Your assignment -> Please reproduce the listing word for word. Pictures stay out.

Entries supplied ->
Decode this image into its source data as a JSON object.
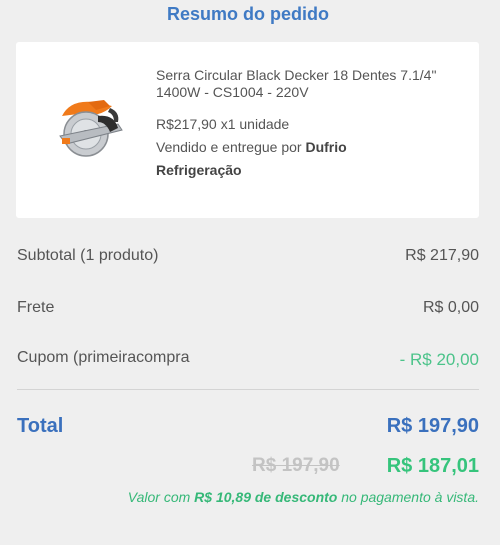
{
  "header": {
    "title": "Resumo do pedido"
  },
  "product": {
    "name": "Serra Circular Black Decker 18 Dentes 7.1/4\" 1400W - CS1004 - 220V",
    "price": "R$217,90",
    "quantity": "x1 unidade",
    "seller_prefix": "Vendido e entregue por",
    "seller_name": "Dufrio Refrigeração",
    "image_icon": "circular-saw-image"
  },
  "summary": {
    "subtotal_label": "Subtotal (1 produto)",
    "subtotal_value": "R$ 217,90",
    "shipping_label": "Frete",
    "shipping_value": "R$ 0,00",
    "coupon_label": "Cupom (primeiracompra",
    "coupon_value": "- R$ 20,00",
    "total_label": "Total",
    "total_value": "R$ 197,90",
    "old_price": "R$ 197,90",
    "discounted_price": "R$ 187,01",
    "note_prefix": "Valor com",
    "note_discount": "R$ 10,89 de desconto",
    "note_suffix": "no pagamento à vista."
  },
  "colors": {
    "background": "#efefef",
    "accent_blue": "#3a70bd",
    "accent_green": "#36c47c",
    "text": "#555555"
  }
}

Task result ->
Decode this image into its source data as a JSON object.
{
  "header": {
    "title": "Resumo do pedido"
  },
  "product": {
    "name": "Serra Circular Black Decker 18 Dentes 7.1/4\" 1400W - CS1004 - 220V",
    "price": "R$217,90",
    "quantity": "x1 unidade",
    "seller_prefix": "Vendido e entregue por",
    "seller_name": "Dufrio Refrigeração",
    "image_icon": "circular-saw-image"
  },
  "summary": {
    "subtotal_label": "Subtotal (1 produto)",
    "subtotal_value": "R$ 217,90",
    "shipping_label": "Frete",
    "shipping_value": "R$ 0,00",
    "coupon_label": "Cupom (primeiracompra",
    "coupon_value": "- R$ 20,00",
    "total_label": "Total",
    "total_value": "R$ 197,90",
    "old_price": "R$ 197,90",
    "discounted_price": "R$ 187,01",
    "note_prefix": "Valor com",
    "note_discount": "R$ 10,89 de desconto",
    "note_suffix": "no pagamento à vista."
  },
  "colors": {
    "background": "#efefef",
    "accent_blue": "#3a70bd",
    "accent_green": "#36c47c",
    "text": "#555555"
  }
}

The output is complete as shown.